Firat Taydas ’92 built his career from a “DNA-level” understanding of coffee and an entrepreneurial spirit.
Some of Firat Taydas’s earliest memories of his childhood in Turkey involve coffee. “I would go with my mom to the bazaar to buy green coffee beans. When we got home, I’d roast them in a clay pot. It would smell so beautiful. I have this memory of my mom grinding it. Then I’d make coffee for my dad. He had a cup after every meal. It was like a little ceremony.”
It’s a good thing that Taydas ’92 has positive memories around coffee: He has made a 20-year career out of it.
Since he joined Starbucks in 1996, the economics and international studies major has steadily worked his way up the corporate ladder. Today, Taydas works with a Seattle-based team that helps prepare new drinks and retail concepts for Starbucks stores around the world.
Taydas’s first job out of Macalester wasn’t at the coffee giant, however. He briefly sold insurance for Mass Mutual, and then opened a juice bar near the University of Minnesota in Minneapolis. “I’d always wanted to open my own business,” he says, “and this was a great opportunity to build something from nothing.”
Taydas and his business partner got in on the ground floor of the ’90s juice craze, and when customers began asking for mochas and espressos too, Taydas began offering gourmet coffee drinks that harkened back to his Turkish childhood. “We brought really high-quality coffee beans,” he recalls. “For the mochas, we ground dark chocolate. We used natural ingredients.” Although there were already plenty of coffee shops in the neighborhood, Taydas’s store did a brisk business.
“Our customers were happy,” he says. “And so was I. I saw the magic of this business: When you make someone a cup of coffee, you connect with them on a different level.” This coffee-drinking tradition, Taydas realized, “is in my DNA.”
Taydas ran his Minneapolis shop for about two years, until his wife, Sarah Stonhouse ’92, was offered a job transfer to Phoenix. After the briefest of debates (“It’s always 80 to 90 degrees in Arizona…”), the couple decided to move.
Having sold his juice bar shares, Taydas landed in Phoenix with no job prospects. But coffee quickly came calling. “I saw in the newspaper that Starbucks was holding a job fair,” he says. At the time, there were no Starbucks stores in Arizona, and the chain had little name recognition in the state. Only three people showed up for the interview.
He eventually landed a job as a management candidate, and in December 1996 opened the first Starbucks in Arizona.

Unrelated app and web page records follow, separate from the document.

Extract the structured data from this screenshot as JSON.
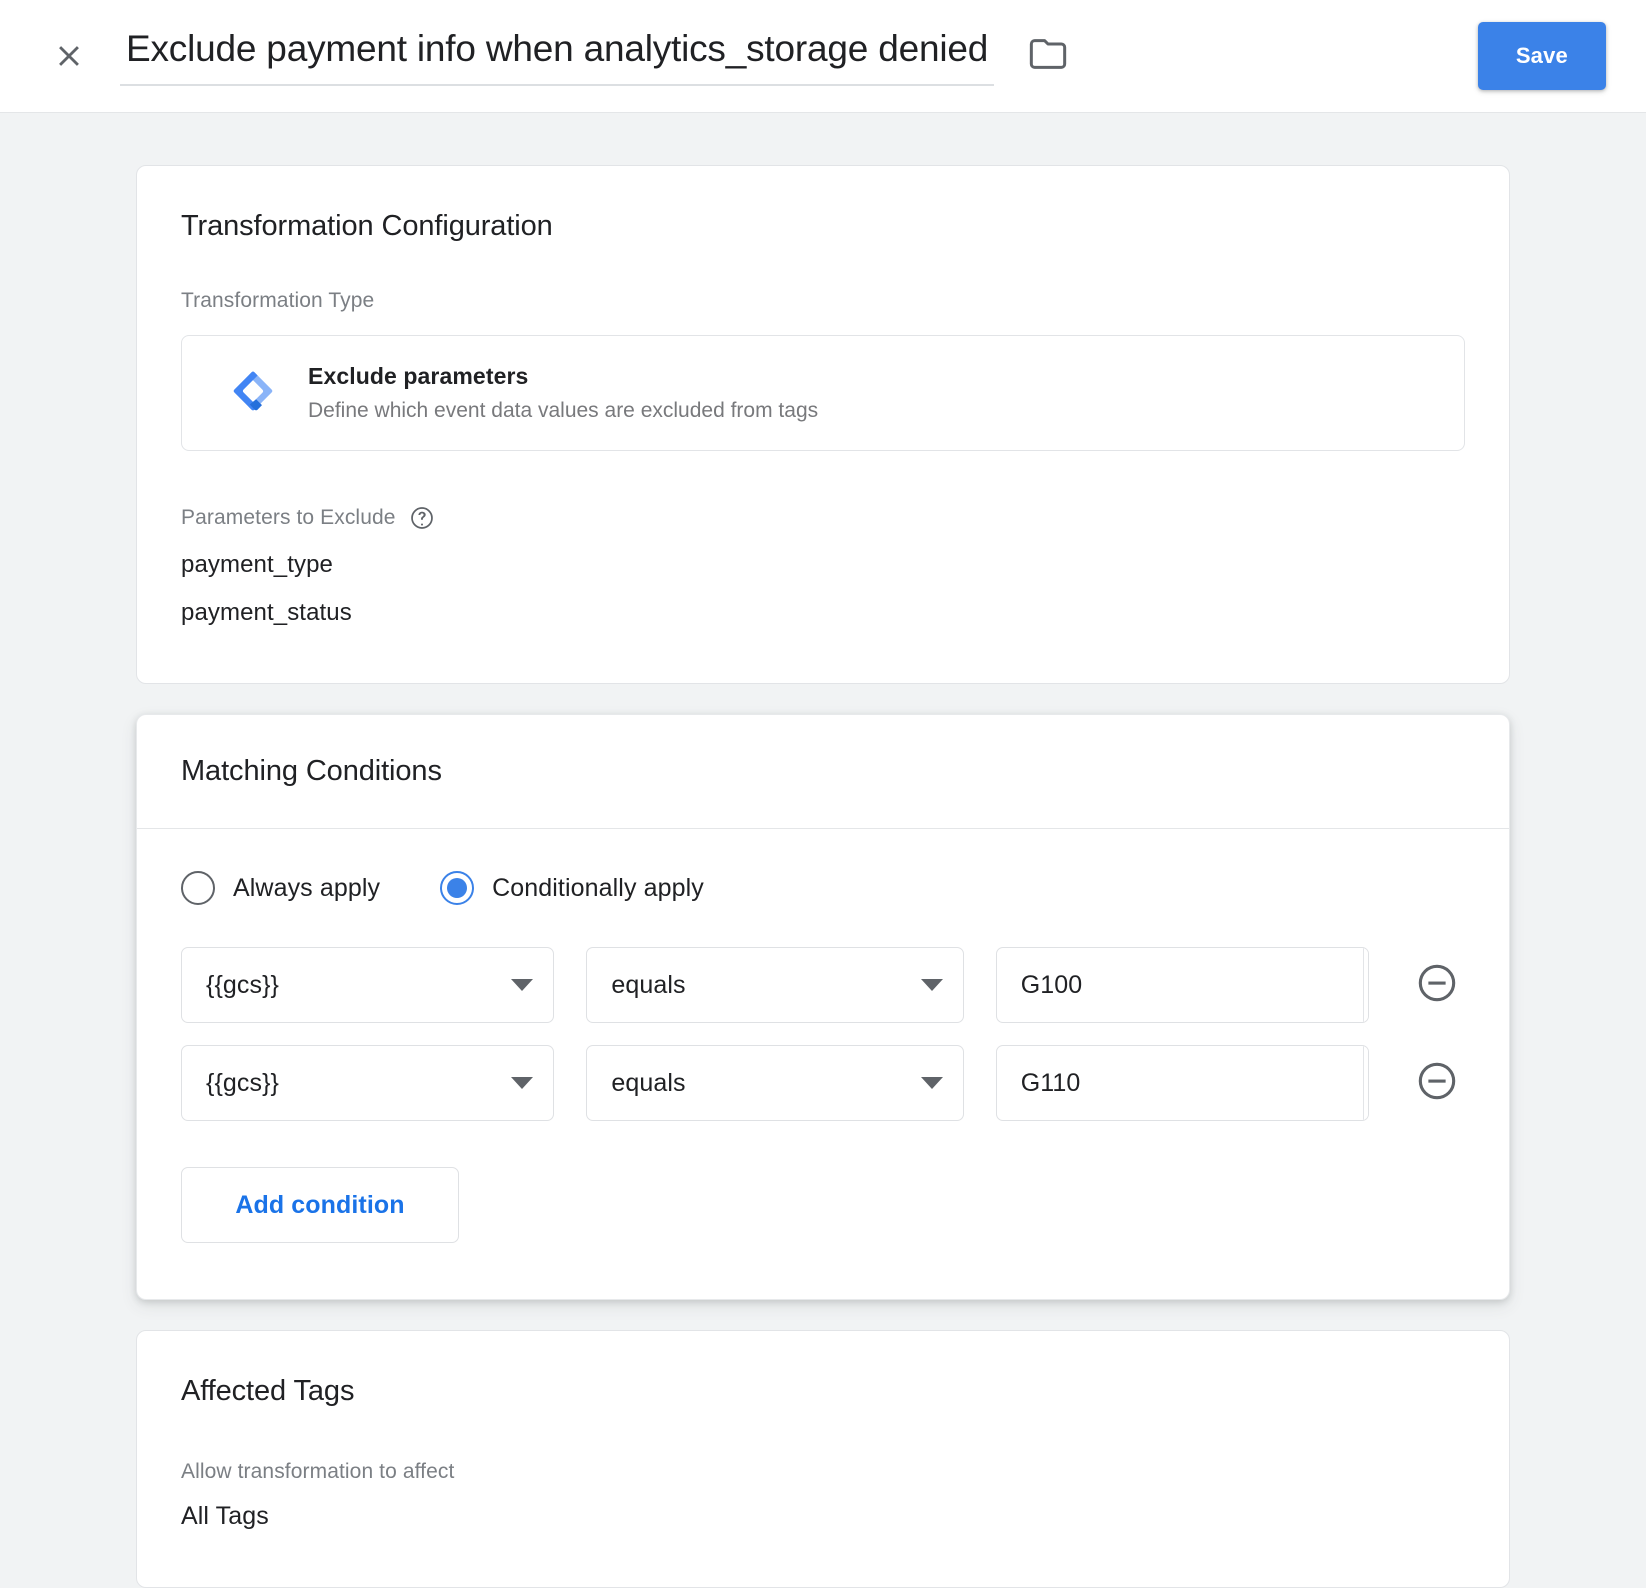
{
  "header": {
    "close_icon": "close-icon",
    "title": "Exclude payment info when analytics_storage denied",
    "folder_icon": "folder-icon",
    "save_label": "Save"
  },
  "colors": {
    "accent": "#3b82e8",
    "link": "#1a73e8",
    "page_bg": "#f1f3f4",
    "card_bg": "#ffffff",
    "muted_text": "#7b7f84",
    "text": "#202124"
  },
  "transformation_card": {
    "title": "Transformation Configuration",
    "type_label": "Transformation Type",
    "type_icon": "gtm-diamond-icon",
    "type_name": "Exclude parameters",
    "type_description": "Define which event data values are excluded from tags",
    "parameters_label": "Parameters to Exclude",
    "parameters_help_icon": "help-circle-icon",
    "parameters": [
      "payment_type",
      "payment_status"
    ]
  },
  "matching_conditions_card": {
    "title": "Matching Conditions",
    "apply_mode_options": [
      {
        "label": "Always apply",
        "selected": false
      },
      {
        "label": "Conditionally apply",
        "selected": true
      }
    ],
    "conditions": [
      {
        "variable": "{{gcs}}",
        "operator": "equals",
        "value": "G100",
        "value_placeholder": "",
        "variable_picker_icon": "lego-brick-plus-icon",
        "remove_icon": "minus-circle-icon"
      },
      {
        "variable": "{{gcs}}",
        "operator": "equals",
        "value": "G110",
        "value_placeholder": "",
        "variable_picker_icon": "lego-brick-plus-icon",
        "remove_icon": "minus-circle-icon"
      }
    ],
    "add_condition_label": "Add condition"
  },
  "affected_tags_card": {
    "title": "Affected Tags",
    "allow_label": "Allow transformation to affect",
    "allow_value": "All Tags"
  }
}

He then served as an Arizona district manager for a decade before transferring to the company’s main office in Seattle.
An entrepreneurial background has been helpful in his career at Starbucks, says Taydas, but so too has his Macalester education. “One day I could be working on a project, and my next assignment could be something completely different. It’s helpful to be able to apply what you’ve leaned in one area to the next project, and to think about issues from a global perspective.”

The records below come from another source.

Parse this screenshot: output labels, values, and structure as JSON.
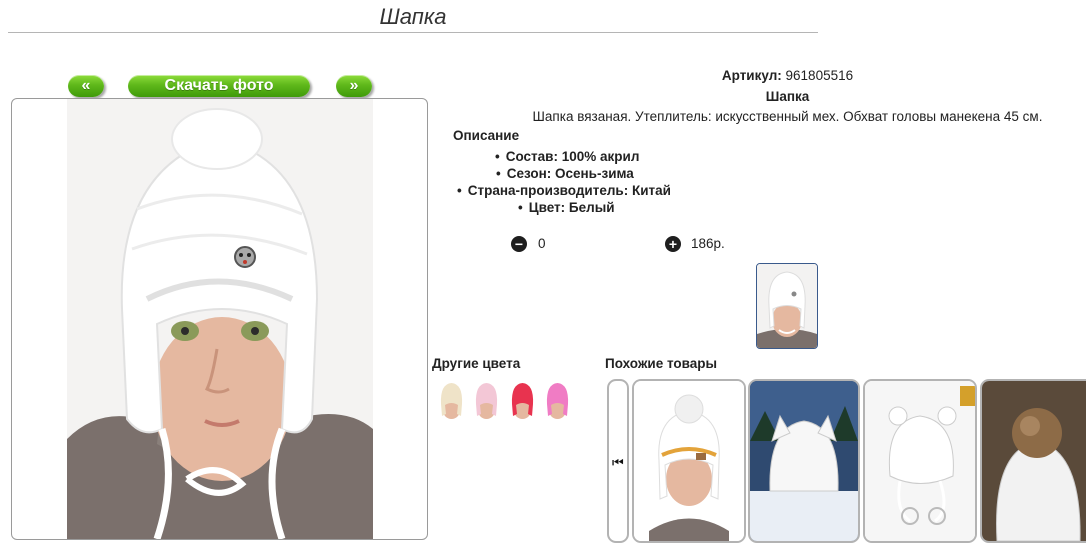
{
  "page": {
    "title": "Шапка"
  },
  "gallery": {
    "prev_label": "«",
    "download_label": "Скачать фото",
    "next_label": "»"
  },
  "product": {
    "sku_label": "Артикул:",
    "sku_value": "961805516",
    "name": "Шапка",
    "description": "Шапка вязаная. Утеплитель: искусственный мех. Обхват головы манекена 45 см.",
    "description_header": "Описание",
    "specs": [
      "Состав: 100% акрил",
      "Сезон: Осень-зима",
      "Страна-производитель: Китай",
      "Цвет: Белый"
    ],
    "quantity": "0",
    "price": "186р."
  },
  "other_colors": {
    "header": "Другие цвета",
    "swatches": [
      {
        "color": "#efe3c8",
        "accent": "#e9c98f"
      },
      {
        "color": "#f3c7d6",
        "accent": "#e89bb4"
      },
      {
        "color": "#e8334f",
        "accent": "#b81c33"
      },
      {
        "color": "#f07cc4",
        "accent": "#d94fa6"
      }
    ]
  },
  "similar": {
    "header": "Похожие товары"
  },
  "colors": {
    "button_green": "#5fb81b",
    "thumb_border": "#3a5a8c"
  }
}
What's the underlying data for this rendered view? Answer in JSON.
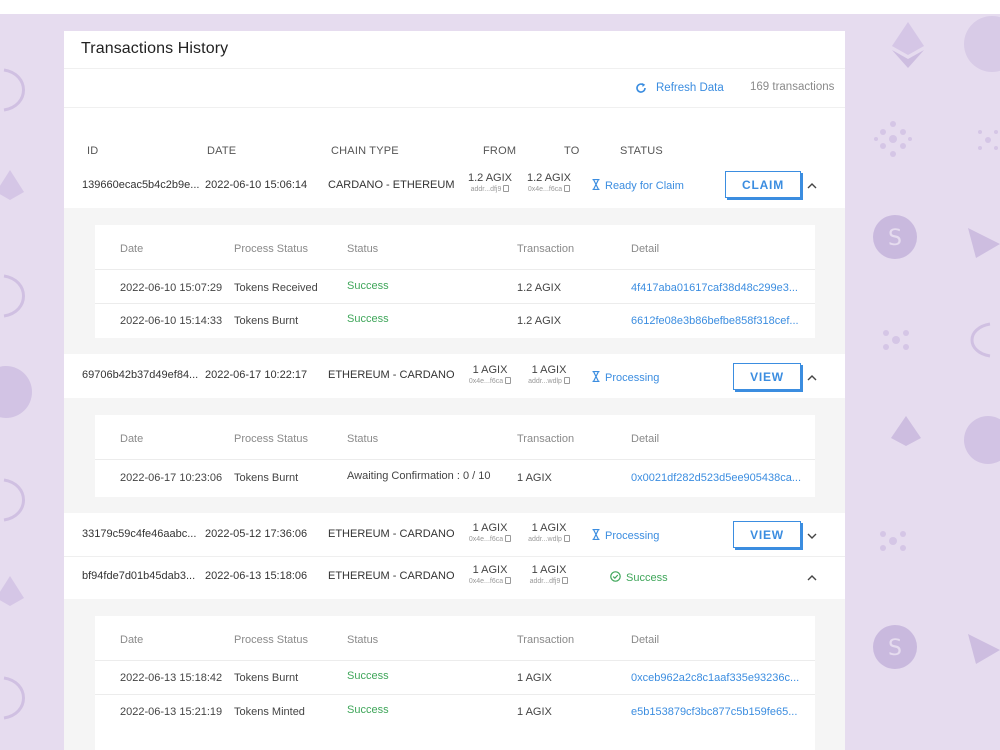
{
  "panel": {
    "title": "Transactions History",
    "refresh_label": "Refresh Data",
    "tx_count": "169 transactions"
  },
  "columns": {
    "id": "ID",
    "date": "DATE",
    "chain_type": "CHAIN TYPE",
    "from": "FROM",
    "to": "TO",
    "status": "STATUS"
  },
  "detail_columns": {
    "date": "Date",
    "process_status": "Process Status",
    "status": "Status",
    "transaction": "Transaction",
    "detail": "Detail"
  },
  "transactions": [
    {
      "id": "139660ecac5b4c2b9e...",
      "date": "2022-06-10 15:06:14",
      "chain": "CARDANO - ETHEREUM",
      "from_amount": "1.2 AGIX",
      "from_addr": "addr...dfj9",
      "to_amount": "1.2 AGIX",
      "to_addr": "0x4e...f6ca",
      "status": "Ready for Claim",
      "action": "CLAIM",
      "details": [
        {
          "date": "2022-06-10 15:07:29",
          "process": "Tokens Received",
          "status": "Success",
          "transaction": "1.2 AGIX",
          "detail": "4f417aba01617caf38d48c299e3..."
        },
        {
          "date": "2022-06-10 15:14:33",
          "process": "Tokens Burnt",
          "status": "Success",
          "transaction": "1.2 AGIX",
          "detail": "6612fe08e3b86befbe858f318cef..."
        }
      ]
    },
    {
      "id": "69706b42b37d49ef84...",
      "date": "2022-06-17 10:22:17",
      "chain": "ETHEREUM - CARDANO",
      "from_amount": "1 AGIX",
      "from_addr": "0x4e...f6ca",
      "to_amount": "1 AGIX",
      "to_addr": "addr...wdlp",
      "status": "Processing",
      "action": "VIEW",
      "details": [
        {
          "date": "2022-06-17 10:23:06",
          "process": "Tokens Burnt",
          "status": "Awaiting Confirmation : 0 / 10",
          "transaction": "1 AGIX",
          "detail": "0x0021df282d523d5ee905438ca..."
        }
      ]
    },
    {
      "id": "33179c59c4fe46aabc...",
      "date": "2022-05-12 17:36:06",
      "chain": "ETHEREUM - CARDANO",
      "from_amount": "1 AGIX",
      "from_addr": "0x4e...f6ca",
      "to_amount": "1 AGIX",
      "to_addr": "addr...wdlp",
      "status": "Processing",
      "action": "VIEW"
    },
    {
      "id": "bf94fde7d01b45dab3...",
      "date": "2022-06-13 15:18:06",
      "chain": "ETHEREUM - CARDANO",
      "from_amount": "1 AGIX",
      "from_addr": "0x4e...f6ca",
      "to_amount": "1 AGIX",
      "to_addr": "addr...dfj9",
      "status": "Success",
      "details": [
        {
          "date": "2022-06-13 15:18:42",
          "process": "Tokens Burnt",
          "status": "Success",
          "transaction": "1 AGIX",
          "detail": "0xceb962a2c8c1aaf335e93236c..."
        },
        {
          "date": "2022-06-13 15:21:19",
          "process": "Tokens Minted",
          "status": "Success",
          "transaction": "1 AGIX",
          "detail": "e5b153879cf3bc877c5b159fe65..."
        }
      ]
    }
  ],
  "icons": {
    "refresh": "refresh-icon",
    "hourglass": "hourglass-icon",
    "check": "check-circle-icon",
    "chevron_up": "chevron-up-icon",
    "chevron_down": "chevron-down-icon",
    "copy": "copy-icon"
  },
  "colors": {
    "accent": "#3b8de0",
    "success": "#3fa65a",
    "background": "#e6dcef"
  }
}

Taydas was a student confident in his opinions and with natural insight into consumer behavior, remembers Vasant Sukhatme, Edward J. Noble Professor Emeritus of economics. “I remember asking questions having to do with the actions of consumers in the marketplace,” Sukhatme says. “Firat was one of the few students who had clear answers and stood his ground when questioned. He was willing to defend his position. In my book, that’s a good thing — and probably one of the qualities that helped him succeed.”
Professors like Sukhatme helped him learn to consider real-world problems from many perspectives, says Taydas. “Classes like his helped me to appreciate a well-rounded viewpoint,” he says. “When I got into the work world, I brought what I gained in college to solving challenges at work.”

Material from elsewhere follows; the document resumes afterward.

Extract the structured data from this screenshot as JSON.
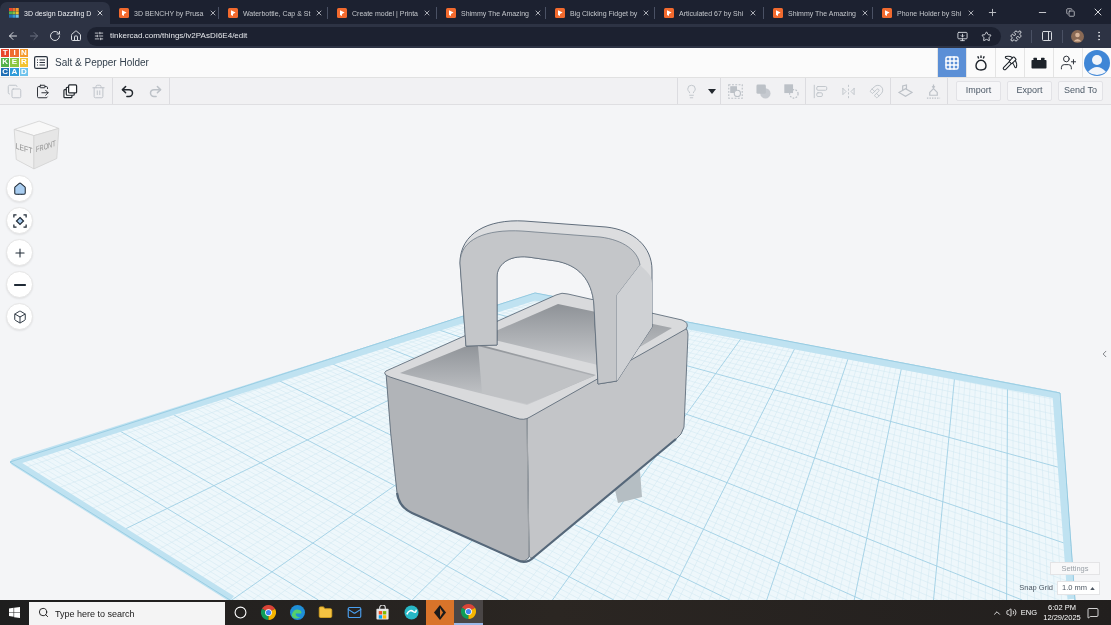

Taydas’s entrepreneurial bent led him to a coveted position helping test and implement new products and store formats. He is part of Starbucks’ Innovation Team, a group that develops ways to introduce new coffee concepts to stores worldwide. For example, Taydas worked on developing new espresso machines specifically for Starbucks stores and their customers’ beverage preferences. Doing so involved a rigorous test protocol, Taydas says.
Starbucks’ carbonation platform is another of Taydas’s big projects. The company offers carbonated beverages in Southern states, he explains, using a machine they developed called the Fizzio, which carbonates iced teas and products with green coffee extracts called Refreshers.
Taydas also worked with Starbucks’ “Reserve Bars” program, and helped to implement a Seattle coffee shop called Starbucks Reserve Roastery and Tasting Room that roasts and serves a line of unique reserve coffees. Starbucks is introducing Roastery-inspired brewing methods and beverages into select stores. “It’s like Willy Wonka’s coffee,” Taydas says. “It’s a tourist destination, a must-see place in Seattle. It is where we demonstrate our coffee expertise and try out cool ideas.”
This kind of project is a dream opportunity that combines Taydas’s “DNA-level” love of coffee with his business-start-up energy and expertise.
Even after two decades, he insists he’s never bored. “I found my calling at Starbucks,” Taydas says. “I get to operate as a little start-up within a big corporation. And I get to bring my passion for coffee to this project and share it with others. It’s the perfect fit.”
February 9 2017Back to top